+++ DATASET

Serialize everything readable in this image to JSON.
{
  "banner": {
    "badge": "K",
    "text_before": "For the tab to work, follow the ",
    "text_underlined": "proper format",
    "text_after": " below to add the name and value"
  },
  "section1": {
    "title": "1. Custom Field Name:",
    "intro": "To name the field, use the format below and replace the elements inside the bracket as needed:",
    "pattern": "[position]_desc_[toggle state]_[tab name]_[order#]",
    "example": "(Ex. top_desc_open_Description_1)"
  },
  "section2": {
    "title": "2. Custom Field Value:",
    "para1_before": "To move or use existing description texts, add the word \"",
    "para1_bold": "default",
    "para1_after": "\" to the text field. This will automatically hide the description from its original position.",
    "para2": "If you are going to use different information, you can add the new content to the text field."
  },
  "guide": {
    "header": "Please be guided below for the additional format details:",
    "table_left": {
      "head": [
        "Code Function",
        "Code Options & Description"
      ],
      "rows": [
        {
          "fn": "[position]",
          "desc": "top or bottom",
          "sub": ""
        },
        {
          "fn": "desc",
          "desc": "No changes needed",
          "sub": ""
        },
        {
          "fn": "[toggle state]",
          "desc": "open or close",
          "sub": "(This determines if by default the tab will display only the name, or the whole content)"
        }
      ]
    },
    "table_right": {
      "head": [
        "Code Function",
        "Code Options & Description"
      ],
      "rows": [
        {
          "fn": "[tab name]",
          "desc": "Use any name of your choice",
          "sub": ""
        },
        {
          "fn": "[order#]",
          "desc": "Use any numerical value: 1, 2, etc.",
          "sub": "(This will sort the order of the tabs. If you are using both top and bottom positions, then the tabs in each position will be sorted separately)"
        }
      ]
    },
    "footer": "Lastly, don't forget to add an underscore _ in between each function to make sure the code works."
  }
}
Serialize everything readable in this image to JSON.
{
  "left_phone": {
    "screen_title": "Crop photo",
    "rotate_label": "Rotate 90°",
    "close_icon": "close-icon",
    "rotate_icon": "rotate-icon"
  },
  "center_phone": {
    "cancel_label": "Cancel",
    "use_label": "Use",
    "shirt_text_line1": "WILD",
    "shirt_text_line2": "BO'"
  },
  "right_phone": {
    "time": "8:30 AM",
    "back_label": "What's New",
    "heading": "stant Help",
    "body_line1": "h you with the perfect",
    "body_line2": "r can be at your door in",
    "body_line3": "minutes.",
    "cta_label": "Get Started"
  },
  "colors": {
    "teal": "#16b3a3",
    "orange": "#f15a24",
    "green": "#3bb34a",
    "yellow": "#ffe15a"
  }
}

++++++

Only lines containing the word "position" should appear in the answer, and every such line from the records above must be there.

    "pattern": "[position]_desc_[toggle state]_[tab name]_[order#]",
    "para1_after": "\" to the text field. This will automatically hide the description from its original position.",
          "fn": "[position]",
          "sub": "(This will sort the order of the tabs. If you are using both top and bottom positions, then the tabs in each position will be sorted separately)"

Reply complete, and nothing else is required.